Library of Islamic South Asia
South Asia is home to one of the largest Muslim populations in the world. From early Muslim dynastic rulers to the Mughals, Colonial Rule, Partition and beyond, Islam has played a pivotal part in influencing the history of the region. As South Asia rapidly develops, to what extent will its Islamic heritage and culture influence the region in future? This unique new series opens up innovative avenues for research and debate in exploring the politics, heritage and future of Islamic South Asia.
Located thematically in South Asia, and focusing pluralistic Islamic formations and practices, this series reflects how the mutually intertwined past and present have conditioned debates regarding belonging, sociality and community, law, history and citizenship. At the same time, the South Asian subcontinent has also been inhabited for centuries by Hindus, Buddhists, Christians, Sikhs, Jews, Parsees and people of numerous other faiths and practices. Rich and provocative dialogues have taken place among these different traditions to create a culturally diverse and ever-changing region.
Taking an interdisciplinary approach the series will:
- Explore and reconsider the role of Islam in South Asia, both historically and in a contemporary context.
- Provide an outlet for new work in the field from emerging scholars.
- Address current issues in response to modern contexts.
- Encourage a forward-thinking and multi-disciplinary approach to South Asian and Islamic Studies.
I.B.Tauris invites submissions from authors (new and established scholars) who would like to contribute to the series. For further information or enquiries please contact the editor: Sophie Rudland: firstname.lastname@example.org.
the series flyer.
- Vanja Hamzic
Ruby Lal, Emory University
Iftikhar Dadi, Cornell University
Stephen F. Dale, Ohio State University
Michael Fisher, Oberlin College
Ebba Koch, University of Vienna

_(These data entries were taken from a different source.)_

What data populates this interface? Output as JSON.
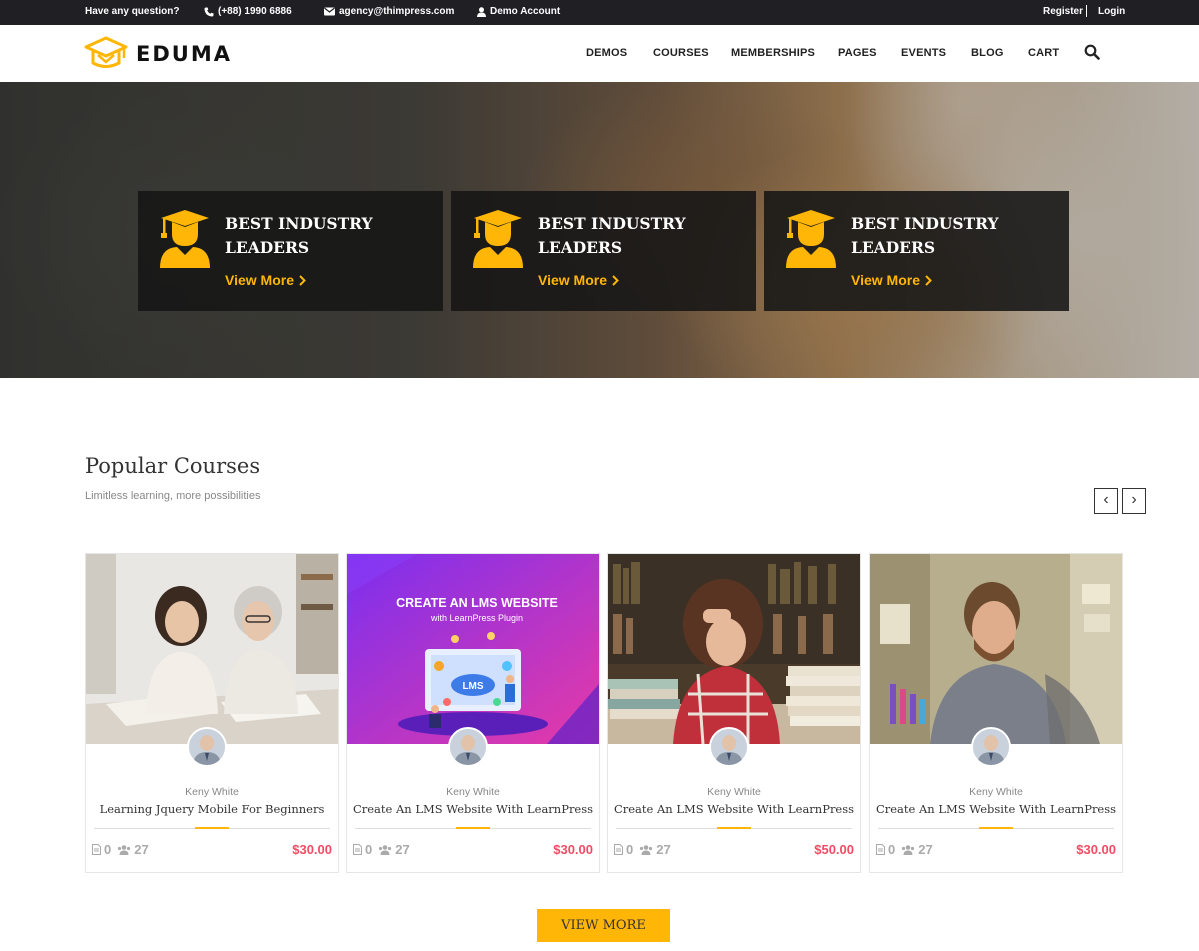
{
  "topbar": {
    "question": "Have any question?",
    "phone": "(+88) 1990 6886",
    "email": "agency@thimpress.com",
    "demo_account": "Demo Account",
    "register": "Register",
    "login": "Login"
  },
  "brand": {
    "name": "EDUMA",
    "accent": "#ffb606"
  },
  "nav": {
    "items": [
      "DEMOS",
      "COURSES",
      "MEMBERSHIPS",
      "PAGES",
      "EVENTS",
      "BLOG",
      "CART"
    ],
    "search_icon": "search-icon"
  },
  "features": [
    {
      "title_line1": "BEST INDUSTRY",
      "title_line2": "LEADERS",
      "link": "View More",
      "icon": "graduate-icon"
    },
    {
      "title_line1": "BEST INDUSTRY",
      "title_line2": "LEADERS",
      "link": "View More",
      "icon": "graduate-icon"
    },
    {
      "title_line1": "BEST INDUSTRY",
      "title_line2": "LEADERS",
      "link": "View More",
      "icon": "graduate-icon"
    }
  ],
  "popular": {
    "title": "Popular Courses",
    "subtitle": "Limitless learning, more possibilities",
    "prev": "‹",
    "next": "›",
    "courses": [
      {
        "author": "Keny White",
        "title": "Learning Jquery Mobile For Beginners",
        "lessons": "0",
        "students": "27",
        "price": "$30.00"
      },
      {
        "author": "Keny White",
        "title": "Create An LMS Website With LearnPress",
        "lessons": "0",
        "students": "27",
        "price": "$30.00",
        "banner_title": "CREATE AN LMS WEBSITE",
        "banner_sub": "with LearnPress Plugin",
        "banner_badge": "LMS"
      },
      {
        "author": "Keny White",
        "title": "Create An LMS Website With LearnPress",
        "lessons": "0",
        "students": "27",
        "price": "$50.00"
      },
      {
        "author": "Keny White",
        "title": "Create An LMS Website With LearnPress",
        "lessons": "0",
        "students": "27",
        "price": "$30.00"
      }
    ],
    "view_more": "VIEW MORE"
  },
  "colors": {
    "accent": "#ffb606",
    "price": "#f24c64",
    "topbar": "#1f1f24"
  }
}
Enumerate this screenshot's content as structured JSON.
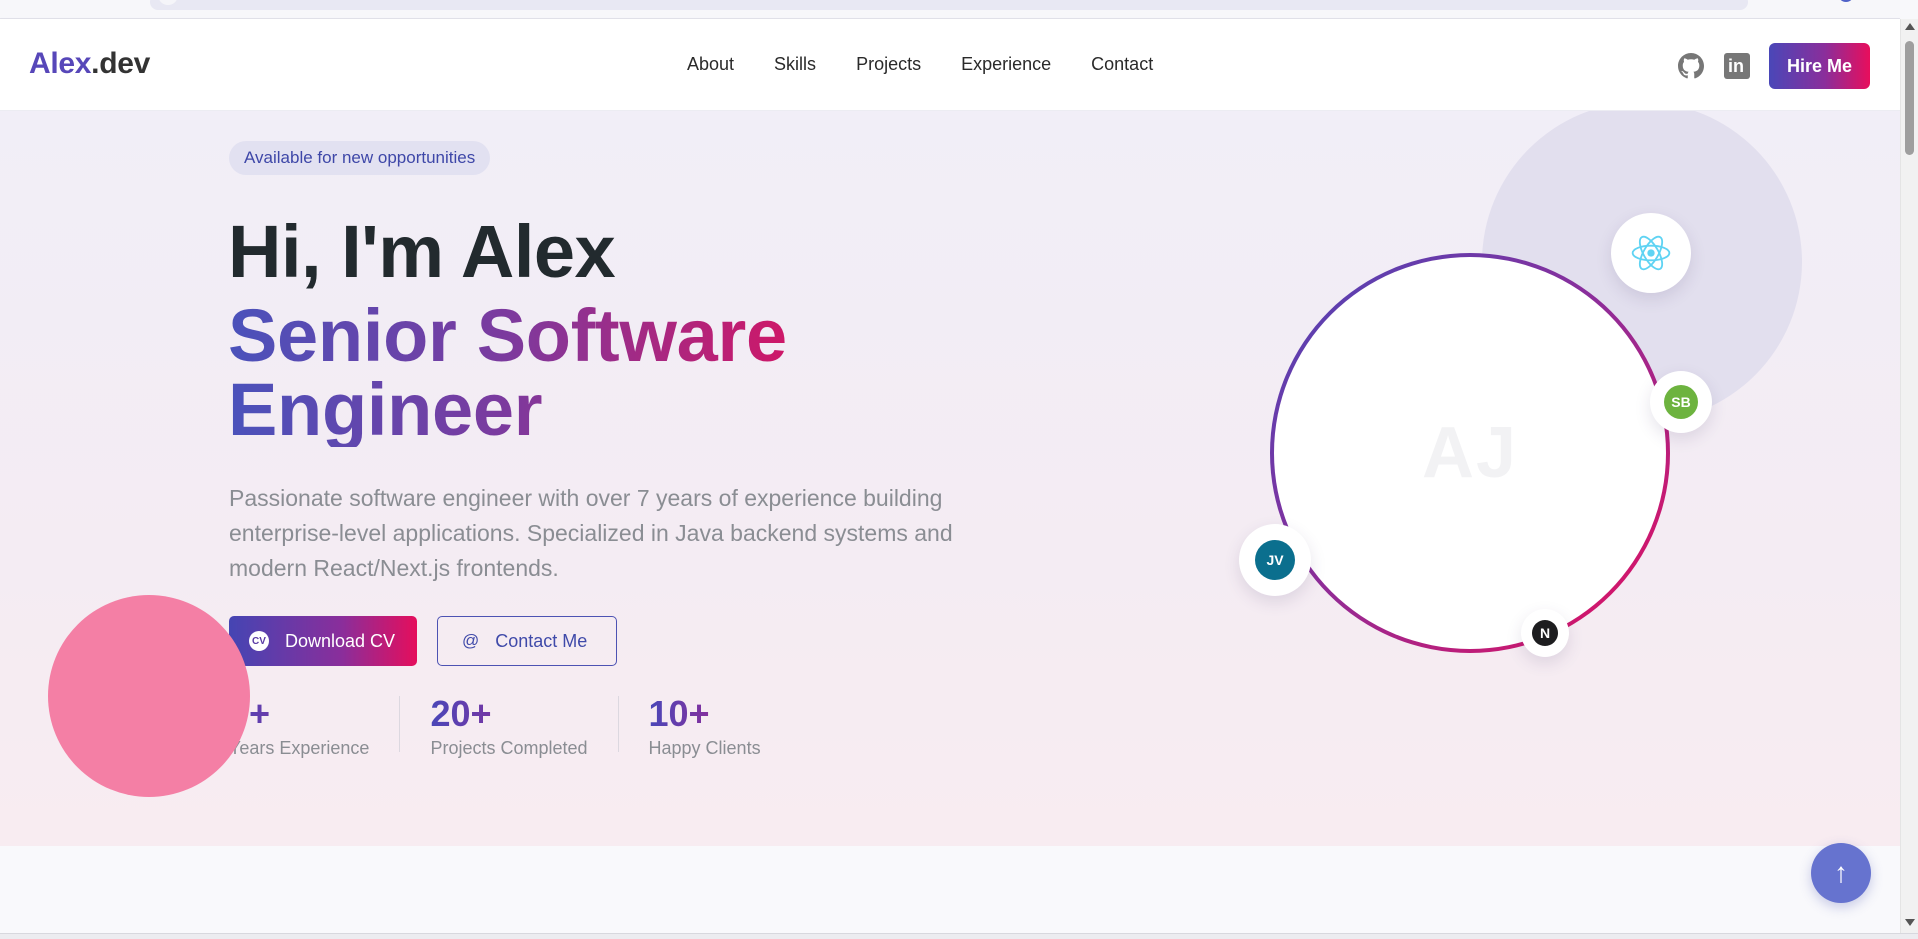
{
  "nav": {
    "logo_main": "Alex",
    "logo_suffix": ".dev",
    "links": [
      "About",
      "Skills",
      "Projects",
      "Experience",
      "Contact"
    ],
    "icons": [
      "github-icon",
      "linkedin-icon"
    ],
    "linkedin_glyph": "in",
    "hire_label": "Hire Me"
  },
  "hero": {
    "badge": "Available for new opportunities",
    "greeting": "Hi, I'm Alex",
    "role": "Senior Software Engineer",
    "description": "Passionate software engineer with over 7 years of experience building enterprise-level applications. Specialized in Java backend systems and modern React/Next.js frontends.",
    "download_label": "Download CV",
    "download_icon_text": "CV",
    "contact_label": "Contact Me",
    "contact_icon_text": "@",
    "stats": [
      {
        "value": "7+",
        "label": "Years Experience"
      },
      {
        "value": "20+",
        "label": "Projects Completed"
      },
      {
        "value": "10+",
        "label": "Happy Clients"
      }
    ]
  },
  "illustration": {
    "initials": "AJ",
    "badges": {
      "react": "react-icon",
      "spring_boot": "SB",
      "java": "JV",
      "nextjs": "N"
    }
  },
  "scroll_top_symbol": "↑",
  "colors": {
    "brand_start": "#4a47b8",
    "brand_mid": "#8a2e9b",
    "brand_end": "#e80e5c",
    "badge_bg": "#e2e1f1",
    "pink_circle": "#f47fa5",
    "spring": "#6db33f",
    "java": "#0b6f8e"
  }
}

David Lewis, LSE
Francis Robinson, Royal Holloway, University of London
Willem van Schendel, University of Amsterdam
Nira Wickramasinghe, Leiden University